Problem to work on
Repeat each entry below without omitting a single word.

Data about app and page elements:
Start of Block

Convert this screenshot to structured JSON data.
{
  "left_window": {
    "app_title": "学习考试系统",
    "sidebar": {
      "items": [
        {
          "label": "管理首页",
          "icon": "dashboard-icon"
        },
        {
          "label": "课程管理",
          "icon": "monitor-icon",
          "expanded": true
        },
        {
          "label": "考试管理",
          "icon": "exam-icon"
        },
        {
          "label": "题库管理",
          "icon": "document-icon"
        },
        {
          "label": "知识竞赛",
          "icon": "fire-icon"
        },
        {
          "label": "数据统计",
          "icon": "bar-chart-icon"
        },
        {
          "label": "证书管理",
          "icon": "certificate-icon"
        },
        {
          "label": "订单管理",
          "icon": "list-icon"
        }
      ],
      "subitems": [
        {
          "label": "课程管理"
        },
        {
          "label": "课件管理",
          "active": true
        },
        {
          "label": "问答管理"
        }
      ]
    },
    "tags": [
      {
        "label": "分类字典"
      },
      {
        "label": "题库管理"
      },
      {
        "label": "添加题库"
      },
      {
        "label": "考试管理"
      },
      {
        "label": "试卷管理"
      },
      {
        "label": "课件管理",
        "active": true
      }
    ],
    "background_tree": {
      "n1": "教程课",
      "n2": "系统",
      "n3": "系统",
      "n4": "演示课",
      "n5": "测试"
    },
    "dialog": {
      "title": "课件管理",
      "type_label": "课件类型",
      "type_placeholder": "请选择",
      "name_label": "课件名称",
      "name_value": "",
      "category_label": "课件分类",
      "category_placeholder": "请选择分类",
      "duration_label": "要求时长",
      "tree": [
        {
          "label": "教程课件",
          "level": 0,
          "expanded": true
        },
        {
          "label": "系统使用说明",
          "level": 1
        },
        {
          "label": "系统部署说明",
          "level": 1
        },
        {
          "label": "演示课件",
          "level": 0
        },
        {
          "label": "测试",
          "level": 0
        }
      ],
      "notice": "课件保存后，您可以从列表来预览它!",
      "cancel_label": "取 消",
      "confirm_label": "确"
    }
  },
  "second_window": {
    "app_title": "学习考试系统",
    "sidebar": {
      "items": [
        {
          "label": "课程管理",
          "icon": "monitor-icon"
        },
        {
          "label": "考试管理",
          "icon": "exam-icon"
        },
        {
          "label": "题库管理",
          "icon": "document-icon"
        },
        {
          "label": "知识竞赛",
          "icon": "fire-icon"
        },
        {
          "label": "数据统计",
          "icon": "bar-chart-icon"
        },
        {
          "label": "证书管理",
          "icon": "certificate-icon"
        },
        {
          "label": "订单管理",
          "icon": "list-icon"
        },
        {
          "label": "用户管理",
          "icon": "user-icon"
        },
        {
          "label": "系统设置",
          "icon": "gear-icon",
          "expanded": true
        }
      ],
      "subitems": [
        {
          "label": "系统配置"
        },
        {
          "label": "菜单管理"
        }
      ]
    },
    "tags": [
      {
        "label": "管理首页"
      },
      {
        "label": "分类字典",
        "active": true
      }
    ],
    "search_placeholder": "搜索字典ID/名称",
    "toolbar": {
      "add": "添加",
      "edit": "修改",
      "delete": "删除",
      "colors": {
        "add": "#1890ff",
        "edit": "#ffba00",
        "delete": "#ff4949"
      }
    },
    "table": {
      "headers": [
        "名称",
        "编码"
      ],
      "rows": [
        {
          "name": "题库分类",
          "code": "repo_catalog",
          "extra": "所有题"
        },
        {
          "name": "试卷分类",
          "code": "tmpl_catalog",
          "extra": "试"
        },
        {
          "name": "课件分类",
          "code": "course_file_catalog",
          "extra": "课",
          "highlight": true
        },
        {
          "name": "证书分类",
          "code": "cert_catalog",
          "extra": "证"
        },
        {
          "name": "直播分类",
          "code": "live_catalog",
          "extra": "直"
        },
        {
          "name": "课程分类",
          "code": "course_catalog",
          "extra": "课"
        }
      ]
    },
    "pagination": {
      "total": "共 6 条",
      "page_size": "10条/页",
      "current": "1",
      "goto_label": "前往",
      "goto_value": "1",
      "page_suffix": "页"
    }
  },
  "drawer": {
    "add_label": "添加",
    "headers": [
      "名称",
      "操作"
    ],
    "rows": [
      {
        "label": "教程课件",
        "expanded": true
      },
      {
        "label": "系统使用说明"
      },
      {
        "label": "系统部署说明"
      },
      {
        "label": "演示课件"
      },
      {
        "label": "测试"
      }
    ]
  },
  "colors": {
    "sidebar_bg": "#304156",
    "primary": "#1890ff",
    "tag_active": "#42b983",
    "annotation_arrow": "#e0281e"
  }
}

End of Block

Answer area
Convert this screenshot to structured JSON data.
{
  "left_window": {
    "app_title": "学习考试系统",
    "sidebar": {
      "items": [
        {
          "label": "管理首页",
          "icon": "dashboard-icon"
        },
        {
          "label": "课程管理",
          "icon": "monitor-icon",
          "expanded": true
        },
        {
          "label": "考试管理",
          "icon": "exam-icon"
        },
        {
          "label": "题库管理",
          "icon": "document-icon"
        },
        {
          "label": "知识竞赛",
          "icon": "fire-icon"
        },
        {
          "label": "数据统计",
          "icon": "bar-chart-icon"
        },
        {
          "label": "证书管理",
          "icon": "certificate-icon"
        },
        {
          "label": "订单管理",
          "icon": "list-icon"
        }
      ],
      "subitems": [
        {
          "label": "课程管理"
        },
        {
          "label": "课件管理",
          "active": true
        },
        {
          "label": "问答管理"
        }
      ]
    },
    "tags": [
      {
        "label": "分类字典"
      },
      {
        "label": "题库管理"
      },
      {
        "label": "添加题库"
      },
      {
        "label": "考试管理"
      },
      {
        "label": "试卷管理"
      },
      {
        "label": "课件管理",
        "active": true
      }
    ],
    "background_tree": {
      "n1": "教程课",
      "n2": "系统",
      "n3": "系统",
      "n4": "演示课",
      "n5": "测试"
    },
    "dialog": {
      "title": "课件管理",
      "type_label": "课件类型",
      "type_placeholder": "请选择",
      "name_label": "课件名称",
      "name_value": "",
      "category_label": "课件分类",
      "category_placeholder": "请选择分类",
      "duration_label": "要求时长",
      "tree": [
        {
          "label": "教程课件",
          "level": 0,
          "expanded": true
        },
        {
          "label": "系统使用说明",
          "level": 1
        },
        {
          "label": "系统部署说明",
          "level": 1
        },
        {
          "label": "演示课件",
          "level": 0
        },
        {
          "label": "测试",
          "level": 0
        }
      ],
      "notice": "课件保存后，您可以从列表来预览它!",
      "cancel_label": "取 消",
      "confirm_label": "确"
    }
  },
  "second_window": {
    "app_title": "学习考试系统",
    "sidebar": {
      "items": [
        {
          "label": "课程管理",
          "icon": "monitor-icon"
        },
        {
          "label": "考试管理",
          "icon": "exam-icon"
        },
        {
          "label": "题库管理",
          "icon": "document-icon"
        },
        {
          "label": "知识竞赛",
          "icon": "fire-icon"
        },
        {
          "label": "数据统计",
          "icon": "bar-chart-icon"
        },
        {
          "label": "证书管理",
          "icon": "certificate-icon"
        },
        {
          "label": "订单管理",
          "icon": "list-icon"
        },
        {
          "label": "用户管理",
          "icon": "user-icon"
        },
        {
          "label": "系统设置",
          "icon": "gear-icon",
          "expanded": true
        }
      ],
      "subitems": [
        {
          "label": "系统配置"
        },
        {
          "label": "菜单管理"
        }
      ]
    },
    "tags": [
      {
        "label": "管理首页"
      },
      {
        "label": "分类字典",
        "active": true
      }
    ],
    "search_placeholder": "搜索字典ID/名称",
    "toolbar": {
      "add": "添加",
      "edit": "修改",
      "delete": "删除",
      "colors": {
        "add": "#1890ff",
        "edit": "#ffba00",
        "delete": "#ff4949"
      }
    },
    "table": {
      "headers": [
        "名称",
        "编码"
      ],
      "rows": [
        {
          "name": "题库分类",
          "code": "repo_catalog",
          "extra": "所有题"
        },
        {
          "name": "试卷分类",
          "code": "tmpl_catalog",
          "extra": "试"
        },
        {
          "name": "课件分类",
          "code": "course_file_catalog",
          "extra": "课",
          "highlight": true
        },
        {
          "name": "证书分类",
          "code": "cert_catalog",
          "extra": "证"
        },
        {
          "name": "直播分类",
          "code": "live_catalog",
          "extra": "直"
        },
        {
          "name": "课程分类",
          "code": "course_catalog",
          "extra": "课"
        }
      ]
    },
    "pagination": {
      "total": "共 6 条",
      "page_size": "10条/页",
      "current": "1",
      "goto_label": "前往",
      "goto_value": "1",
      "page_suffix": "页"
    }
  },
  "drawer": {
    "add_label": "添加",
    "headers": [
      "名称",
      "操作"
    ],
    "rows": [
      {
        "label": "教程课件",
        "expanded": true
      },
      {
        "label": "系统使用说明"
      },
      {
        "label": "系统部署说明"
      },
      {
        "label": "演示课件"
      },
      {
        "label": "测试"
      }
    ]
  },
  "colors": {
    "sidebar_bg": "#304156",
    "primary": "#1890ff",
    "tag_active": "#42b983",
    "annotation_arrow": "#e0281e"
  }
}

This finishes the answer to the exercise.